“We know that the Conservative government is not pro-LGBT, and that they are not here to help the community,” says Jean-Sébastien Boudreault, vice president of Montreal Pride.
Montreal Pride received only $34,000 out of a maximum $200,000 available through the BCAH program in 2015. Program funds are intended to support festivals that present the work of local artists, actively involve members of the local community, and are accessible to the general public.
Read the full story at Daily Xtra.
International Drag Show to spread awareness of LGBT issues in different cultures
An amateur drag show at Ohio University is about to be even more colorful and inclusive by featuring student performers from across the world.
The Ohio Global Studies Union and the LGBT Center are partnering up to host an International Drag Show in Walter Hall Rotunda to celebrate the intersection of LGBT and international identity in an entertaining way.
Bennett Eighinger, president of the Ohio Global Student Union, said she spoke with delfin bautista, the director of the LGBT Center, last year about this idea on a collaboration, because the center has never had an international student walk in to visit.
“It’s a drag show, but it’s more geared towards an international audience as well as geared more towards international performances,” Reiju Nemoto, the president of the Japanese Students Association, said.
Read the full story at The Post.
Puerto Rico Relaxes School Uniform Rules for LGBT Students
Students at public schools across Puerto Rico for the first time can choose to wear pants or skirts as part of their uniform regardless of their gender without being punished, a move that has unleashed a debate in this socially conservative island.
Education Secretary Rafael Roman said Monday that the new regulation he recently signed is meant to be inclusive of gay, lesbian and transgender students. He added that teachers will no longer be allowed to discipline students who prefer to wear pants instead of skirts or vice versa.
“No student can be sanctioned for not opting to wear a particular piece of clothing … that he or she does not feel comfortable with,” he told reporters.
Girls at public schools in Puerto Rico traditionally wear skirts as part of their uniforms and the boys wear pants.
Read the full story at ABCNews.
Conversion Therapy Is ‘Harmful’ And Inappropriate For At-Risk LGBT Youth, Obama Administration Says In New Report

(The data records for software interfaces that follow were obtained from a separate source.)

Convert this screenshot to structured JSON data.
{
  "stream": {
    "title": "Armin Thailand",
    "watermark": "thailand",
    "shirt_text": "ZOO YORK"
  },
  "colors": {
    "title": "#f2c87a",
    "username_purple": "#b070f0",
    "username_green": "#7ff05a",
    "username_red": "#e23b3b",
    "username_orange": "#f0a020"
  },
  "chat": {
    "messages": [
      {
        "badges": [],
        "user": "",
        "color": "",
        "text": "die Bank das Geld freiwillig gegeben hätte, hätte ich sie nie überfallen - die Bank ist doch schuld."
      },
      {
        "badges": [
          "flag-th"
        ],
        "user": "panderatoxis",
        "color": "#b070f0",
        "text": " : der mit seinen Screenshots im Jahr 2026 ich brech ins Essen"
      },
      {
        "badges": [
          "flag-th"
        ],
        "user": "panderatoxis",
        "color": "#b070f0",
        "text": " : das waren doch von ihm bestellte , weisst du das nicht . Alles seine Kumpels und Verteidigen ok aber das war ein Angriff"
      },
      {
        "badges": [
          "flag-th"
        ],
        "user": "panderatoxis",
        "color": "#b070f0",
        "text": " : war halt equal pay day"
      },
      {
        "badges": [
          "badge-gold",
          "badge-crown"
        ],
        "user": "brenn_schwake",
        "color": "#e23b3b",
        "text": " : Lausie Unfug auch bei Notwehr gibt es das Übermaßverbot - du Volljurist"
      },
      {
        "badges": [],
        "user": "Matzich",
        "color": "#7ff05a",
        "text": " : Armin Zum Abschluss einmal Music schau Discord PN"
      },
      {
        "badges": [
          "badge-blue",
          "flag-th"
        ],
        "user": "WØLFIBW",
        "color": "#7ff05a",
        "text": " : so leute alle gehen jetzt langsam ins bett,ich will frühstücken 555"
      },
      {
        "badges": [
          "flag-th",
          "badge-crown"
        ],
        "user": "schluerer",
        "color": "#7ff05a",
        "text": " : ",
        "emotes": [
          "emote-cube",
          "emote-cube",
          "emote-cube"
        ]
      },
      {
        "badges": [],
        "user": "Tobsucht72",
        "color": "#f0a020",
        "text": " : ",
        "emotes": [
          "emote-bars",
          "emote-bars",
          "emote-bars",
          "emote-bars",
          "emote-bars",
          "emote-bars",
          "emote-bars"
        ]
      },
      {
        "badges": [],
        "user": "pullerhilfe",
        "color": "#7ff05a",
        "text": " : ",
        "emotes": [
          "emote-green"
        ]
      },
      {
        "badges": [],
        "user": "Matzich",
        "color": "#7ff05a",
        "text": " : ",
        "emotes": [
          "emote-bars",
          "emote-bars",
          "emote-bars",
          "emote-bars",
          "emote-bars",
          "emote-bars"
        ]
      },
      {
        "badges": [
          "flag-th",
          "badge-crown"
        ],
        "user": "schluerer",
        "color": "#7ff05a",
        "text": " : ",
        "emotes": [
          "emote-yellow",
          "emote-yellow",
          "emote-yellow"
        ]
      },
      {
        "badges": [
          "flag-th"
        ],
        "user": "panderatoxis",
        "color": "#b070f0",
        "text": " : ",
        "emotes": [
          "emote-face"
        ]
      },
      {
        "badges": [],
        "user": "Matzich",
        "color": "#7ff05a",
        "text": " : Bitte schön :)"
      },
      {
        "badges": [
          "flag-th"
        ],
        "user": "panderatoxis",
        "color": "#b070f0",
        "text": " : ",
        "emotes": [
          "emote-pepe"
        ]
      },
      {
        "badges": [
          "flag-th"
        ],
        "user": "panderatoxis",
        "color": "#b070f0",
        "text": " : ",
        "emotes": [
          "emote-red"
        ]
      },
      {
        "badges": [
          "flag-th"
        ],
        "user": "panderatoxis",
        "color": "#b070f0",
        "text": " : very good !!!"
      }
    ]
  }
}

Variations in sexual orientation and gender identity among children are normal and should not be treated as mental or medical conditions in need of curing, the Obama administration’s mental health experts said Thursday. In a new report by the Substance Abuse and Mental Health Services Administration, experts said so-called conversion therapy, a controversial “treatment” that aims to change a person’s sexual orientation from homosexual to heterosexual, “is not an appropriate therapeutic approach based on the evidence.”
The agency’s report, titled “Ending Conversion Therapy: Supporting and Affirming LGBTQ Youth,” comes several months after President Barack Obama announced his support for Leelah’s Law, a proposed measure that would ban conversion therapy in the U.S. The report is also the first publication of consensus statements by a panel of American Psychological Association experts, who forcefully panned conversion therapy in July.
“When dealing with a sensitive topic such as gender identity or sexual orientation in young people, it is essential that families, educators, caregivers and providers seek the best available information and advice,” Kana Enomoto, acting administrator for SAMHSA, said in a statement Thursday. The agency’s report includes alternative methods for discussing sexuality and gender with young people, Enomoto added.
Read the full story at International Business Times.